DATA EXTRACT START

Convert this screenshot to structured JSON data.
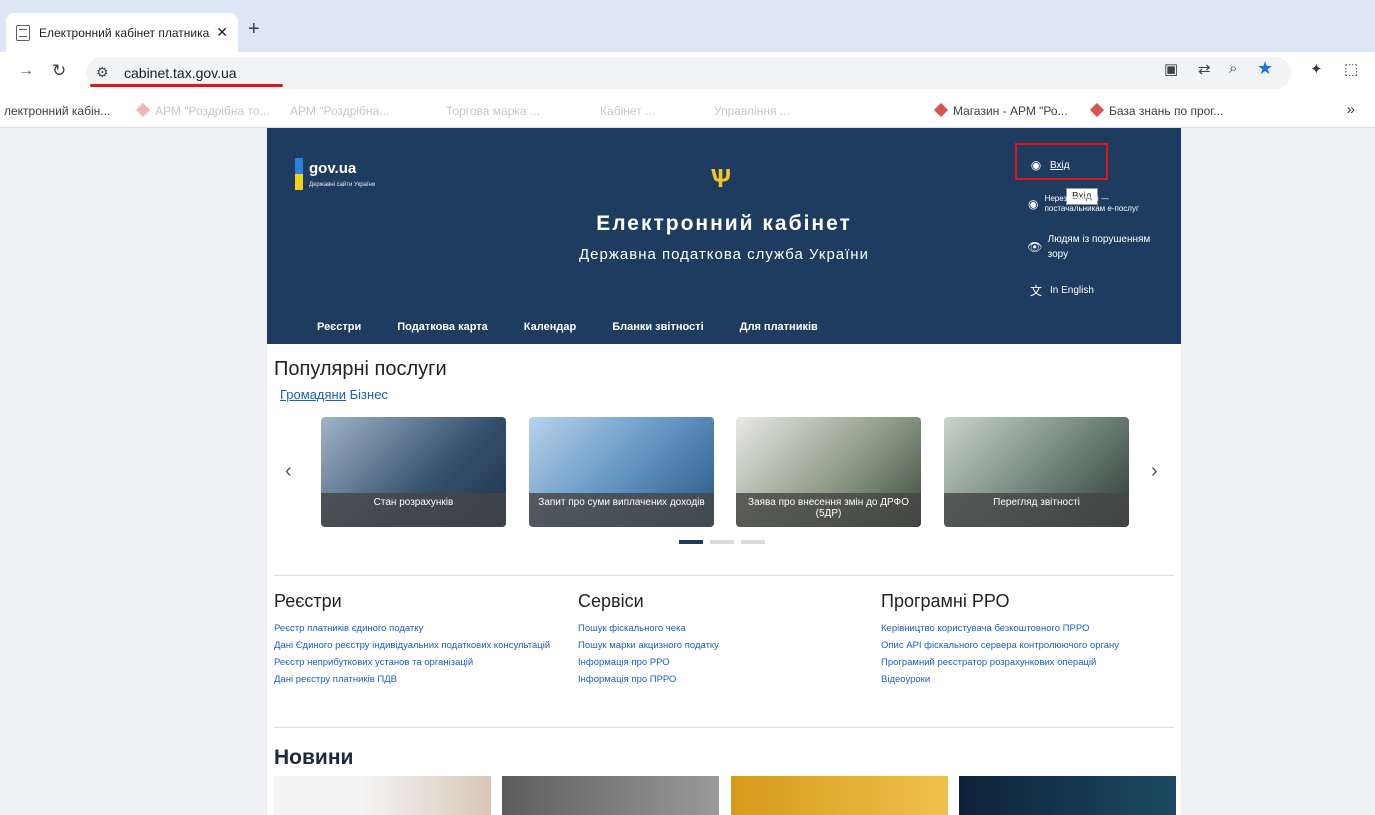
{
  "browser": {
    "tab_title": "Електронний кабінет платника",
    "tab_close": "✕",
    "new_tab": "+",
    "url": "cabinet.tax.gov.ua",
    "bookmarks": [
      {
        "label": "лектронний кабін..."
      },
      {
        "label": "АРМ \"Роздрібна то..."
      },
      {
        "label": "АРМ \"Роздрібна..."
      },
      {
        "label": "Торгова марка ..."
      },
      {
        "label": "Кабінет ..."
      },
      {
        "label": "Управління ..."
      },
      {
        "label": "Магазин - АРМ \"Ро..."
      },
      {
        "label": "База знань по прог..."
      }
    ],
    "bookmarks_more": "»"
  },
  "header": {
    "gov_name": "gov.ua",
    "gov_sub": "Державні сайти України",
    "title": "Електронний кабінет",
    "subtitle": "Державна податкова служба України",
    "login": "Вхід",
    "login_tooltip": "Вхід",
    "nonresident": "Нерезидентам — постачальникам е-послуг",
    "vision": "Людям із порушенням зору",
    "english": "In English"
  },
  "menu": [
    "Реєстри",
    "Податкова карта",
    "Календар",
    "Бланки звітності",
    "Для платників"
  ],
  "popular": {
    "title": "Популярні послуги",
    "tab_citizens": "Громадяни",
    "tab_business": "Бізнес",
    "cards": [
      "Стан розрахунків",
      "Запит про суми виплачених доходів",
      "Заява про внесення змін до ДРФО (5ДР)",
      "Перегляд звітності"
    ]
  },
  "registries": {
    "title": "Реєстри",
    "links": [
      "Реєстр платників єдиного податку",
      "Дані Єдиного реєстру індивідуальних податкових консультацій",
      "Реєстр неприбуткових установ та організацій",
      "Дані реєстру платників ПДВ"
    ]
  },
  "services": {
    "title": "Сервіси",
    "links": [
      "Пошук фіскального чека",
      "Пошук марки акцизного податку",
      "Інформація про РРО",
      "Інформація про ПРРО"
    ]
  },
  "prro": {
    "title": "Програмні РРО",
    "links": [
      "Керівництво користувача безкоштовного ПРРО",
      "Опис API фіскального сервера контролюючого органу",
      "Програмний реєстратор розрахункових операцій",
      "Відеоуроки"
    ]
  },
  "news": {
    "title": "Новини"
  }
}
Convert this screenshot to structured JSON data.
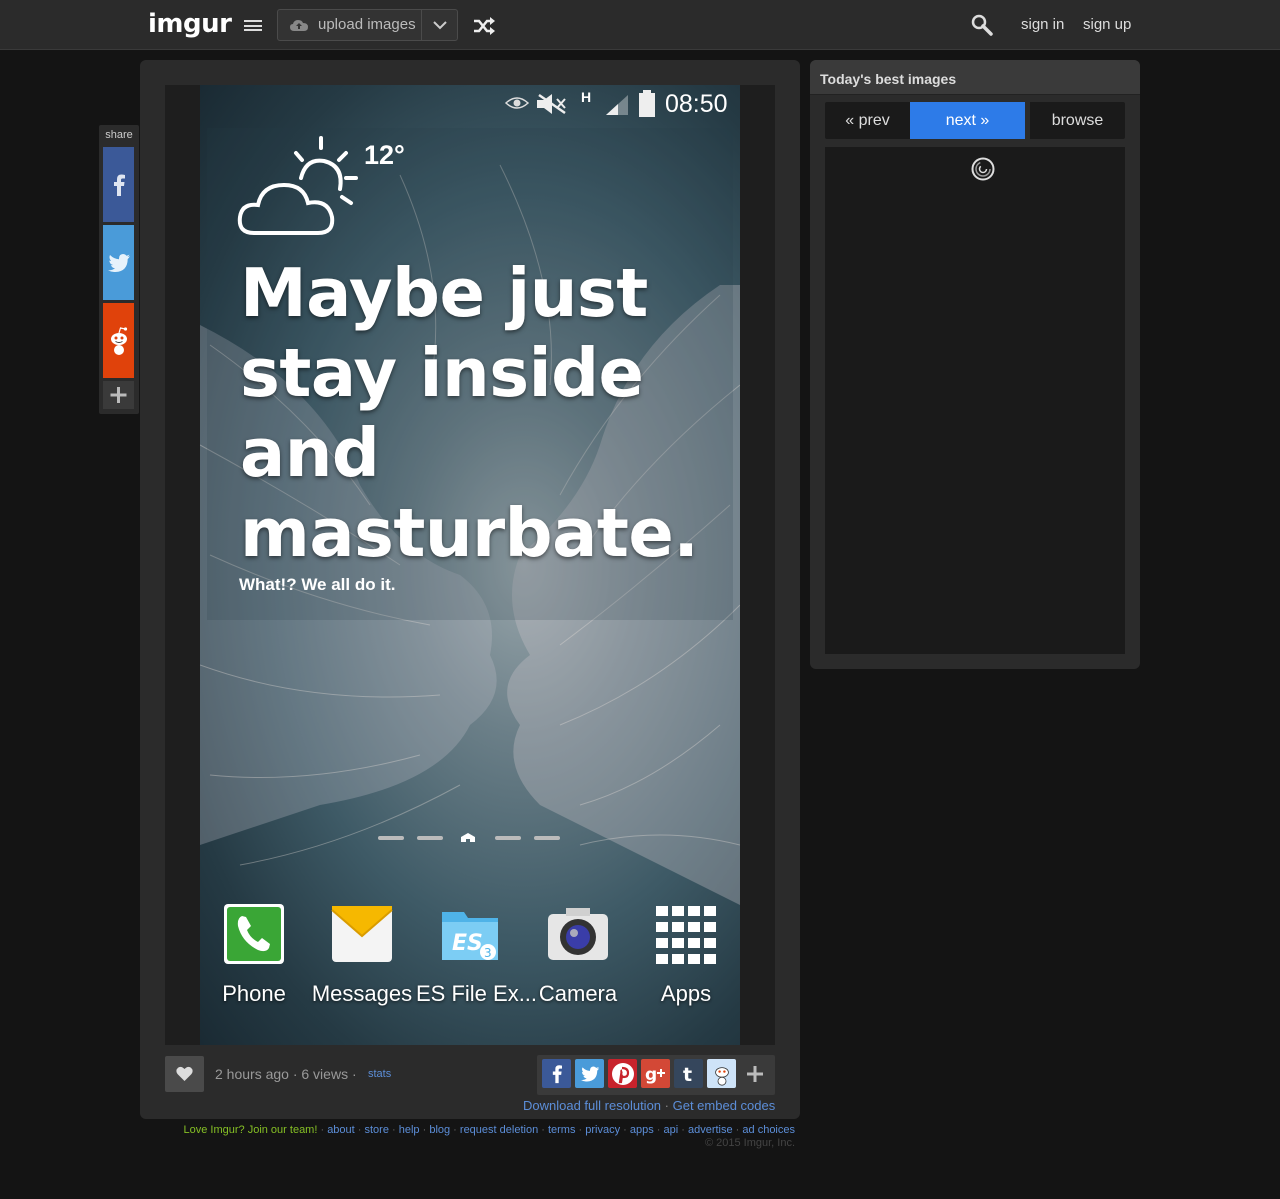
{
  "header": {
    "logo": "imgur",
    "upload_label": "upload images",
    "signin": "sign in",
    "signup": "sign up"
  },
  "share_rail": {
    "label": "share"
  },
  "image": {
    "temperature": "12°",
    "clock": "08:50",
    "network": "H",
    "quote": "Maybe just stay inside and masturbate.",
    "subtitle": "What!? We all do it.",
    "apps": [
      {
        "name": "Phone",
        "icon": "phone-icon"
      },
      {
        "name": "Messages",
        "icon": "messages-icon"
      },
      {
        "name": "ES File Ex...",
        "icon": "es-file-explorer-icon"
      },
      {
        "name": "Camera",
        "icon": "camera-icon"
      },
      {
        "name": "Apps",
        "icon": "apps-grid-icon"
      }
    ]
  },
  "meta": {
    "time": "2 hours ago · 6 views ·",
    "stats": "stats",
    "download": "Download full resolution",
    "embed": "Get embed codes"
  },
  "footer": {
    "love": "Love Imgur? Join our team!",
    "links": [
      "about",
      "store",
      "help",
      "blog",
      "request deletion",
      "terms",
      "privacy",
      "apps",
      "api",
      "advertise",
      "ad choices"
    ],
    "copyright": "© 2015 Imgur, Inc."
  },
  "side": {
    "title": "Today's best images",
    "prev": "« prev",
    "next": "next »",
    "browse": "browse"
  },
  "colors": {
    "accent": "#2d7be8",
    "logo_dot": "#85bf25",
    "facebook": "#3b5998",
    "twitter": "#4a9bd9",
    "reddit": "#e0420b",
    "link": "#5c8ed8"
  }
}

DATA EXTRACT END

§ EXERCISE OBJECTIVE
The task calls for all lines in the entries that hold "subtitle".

§ RESULT OF THE EXERCISE
    "subtitle": "Державна податкова служба України",
    "subtitle": "What!? We all do it.",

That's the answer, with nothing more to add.